## Prompt
Go over the entries below line by line, copying each one that contains the word "this".

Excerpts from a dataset
------------------------------------------------------------------------

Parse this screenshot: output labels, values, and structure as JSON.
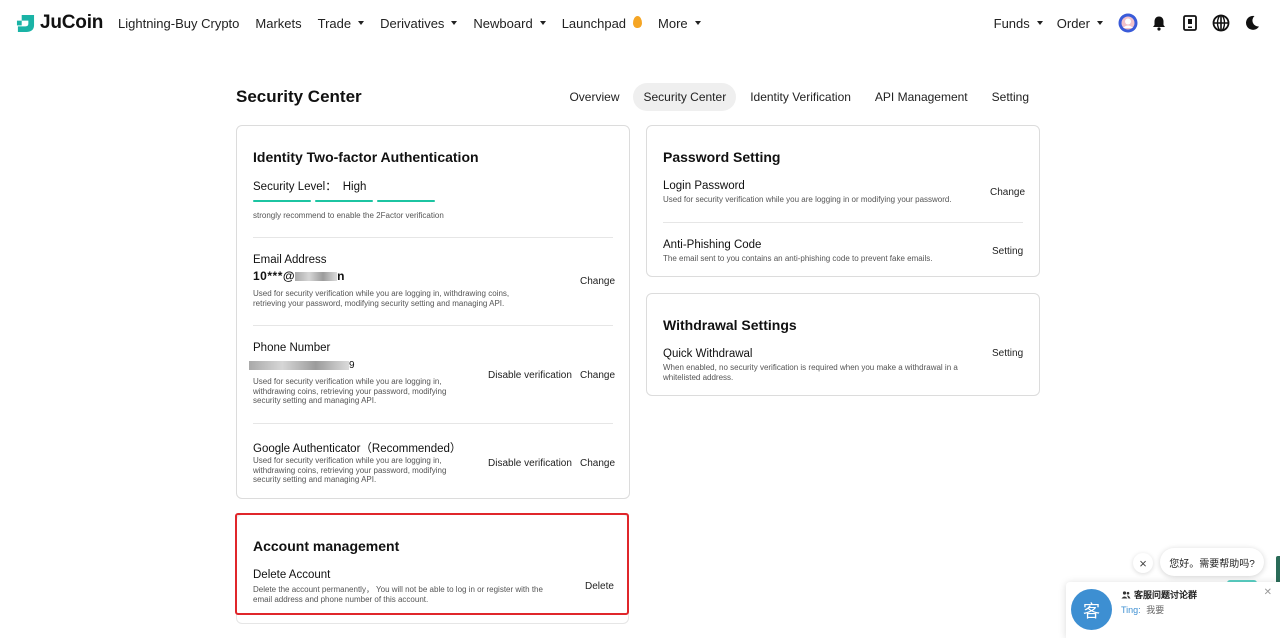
{
  "nav": {
    "brand": "JuCoin",
    "items": [
      {
        "label": "Lightning-Buy Crypto",
        "dropdown": false
      },
      {
        "label": "Markets",
        "dropdown": false
      },
      {
        "label": "Trade",
        "dropdown": true
      },
      {
        "label": "Derivatives",
        "dropdown": true
      },
      {
        "label": "Newboard",
        "dropdown": true
      },
      {
        "label": "Launchpad",
        "dropdown": false
      },
      {
        "label": "More",
        "dropdown": true
      }
    ],
    "right": {
      "funds": "Funds",
      "order": "Order"
    }
  },
  "header": {
    "title": "Security Center",
    "tabs": [
      "Overview",
      "Security Center",
      "Identity Verification",
      "API Management",
      "Setting"
    ],
    "active_tab": "Security Center"
  },
  "two_factor": {
    "title": "Identity Two-factor Authentication",
    "security_level_label": "Security Level：",
    "security_level_value": "High",
    "hint": "strongly recommend to enable the 2Factor verification",
    "email": {
      "title": "Email Address",
      "masked_value": "10***@",
      "masked_tail": "n",
      "desc": "Used for security verification while you are logging in, withdrawing coins, retrieving your password, modifying security setting and managing API.",
      "change": "Change"
    },
    "phone": {
      "title": "Phone Number",
      "masked_tail": "9",
      "desc": "Used for security verification while you are logging in, withdrawing coins, retrieving your password, modifying security setting and managing API.",
      "disable": "Disable verification",
      "change": "Change"
    },
    "google": {
      "title": "Google Authenticator（Recommended）",
      "desc": "Used for security verification while you are logging in, withdrawing coins, retrieving your password, modifying security setting and managing API.",
      "disable": "Disable verification",
      "change": "Change"
    }
  },
  "password": {
    "title": "Password Setting",
    "login": {
      "title": "Login Password",
      "desc": "Used for security verification while you are logging in or modifying your password.",
      "action": "Change"
    },
    "anti_phishing": {
      "title": "Anti-Phishing Code",
      "desc": "The email sent to you contains an anti-phishing code to prevent fake emails.",
      "action": "Setting"
    }
  },
  "withdrawal": {
    "title": "Withdrawal Settings",
    "quick": {
      "title": "Quick Withdrawal",
      "desc": "When enabled, no security verification is required when you make a withdrawal in a whitelisted address.",
      "action": "Setting"
    }
  },
  "account": {
    "title": "Account management",
    "delete": {
      "title": "Delete Account",
      "desc": "Delete the account permanently， You will not be able to log in or register with the email address and phone number of this account.",
      "action": "Delete"
    }
  },
  "chat": {
    "bubble": "您好。需要帮助吗?",
    "avatar_char": "客",
    "group": "客服问题讨论群",
    "sender": "Ting:",
    "message": "我要"
  },
  "colors": {
    "accent": "#1cc4a2",
    "highlight": "#e0262b",
    "chat_blue": "#3d8fd2"
  }
}
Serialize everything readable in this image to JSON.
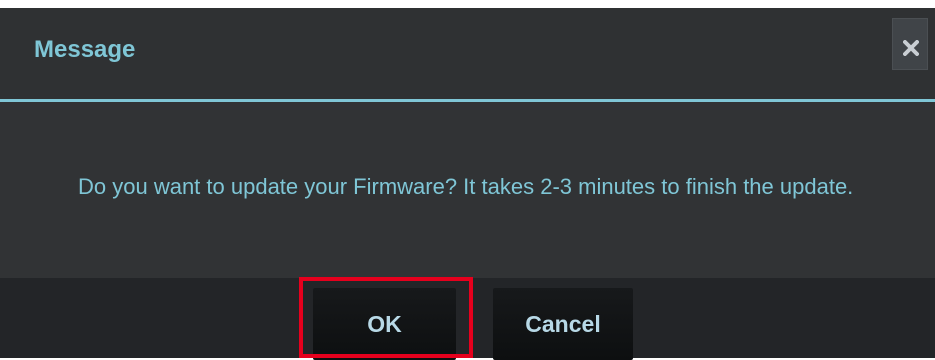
{
  "dialog": {
    "title": "Message",
    "close_icon": "close-icon",
    "message": "Do you want to update your Firmware? It takes 2-3 minutes to finish the update.",
    "buttons": {
      "ok_label": "OK",
      "cancel_label": "Cancel"
    }
  },
  "colors": {
    "dialog_background": "#313335",
    "footer_background": "#232528",
    "accent": "#7fc6d6",
    "button_background": "#111315",
    "highlight": "#e6001d"
  }
}
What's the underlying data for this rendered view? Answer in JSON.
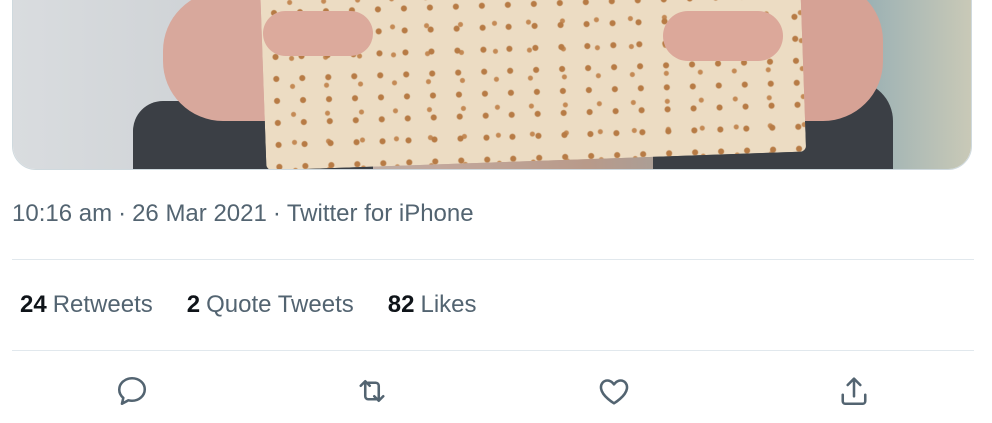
{
  "tweet": {
    "media": {
      "icon": "photo-matzah"
    },
    "meta": {
      "time": "10:16 am",
      "separator": "·",
      "date": "26 Mar 2021",
      "source": "Twitter for iPhone"
    },
    "stats": {
      "retweets": {
        "count": "24",
        "label": "Retweets"
      },
      "quotes": {
        "count": "2",
        "label": "Quote Tweets"
      },
      "likes": {
        "count": "82",
        "label": "Likes"
      }
    },
    "actions": {
      "reply_icon": "reply-icon",
      "retweet_icon": "retweet-icon",
      "like_icon": "like-icon",
      "share_icon": "share-icon",
      "icon_color": "#536471"
    }
  }
}
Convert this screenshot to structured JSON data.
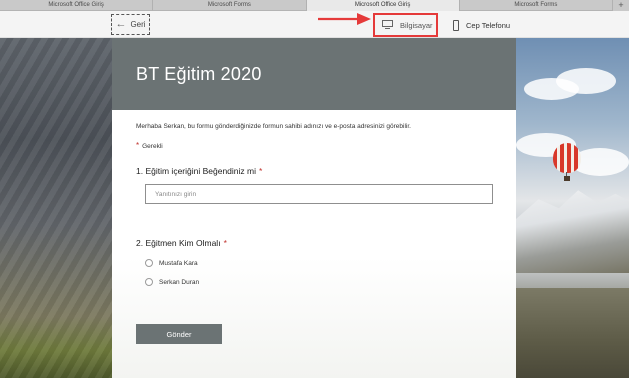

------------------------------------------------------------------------

## Problem solution
Parse this screenshot: output labels, values, and structure as JSON.
      "desc": "Delete the account permanently， You will not be able to log in or register with the email address and phone number of this account.",
Serialize everything readable in this image to JSON.
What's the underlying data for this rendered view? Answer in JSON.
Convert this screenshot to structured JSON data.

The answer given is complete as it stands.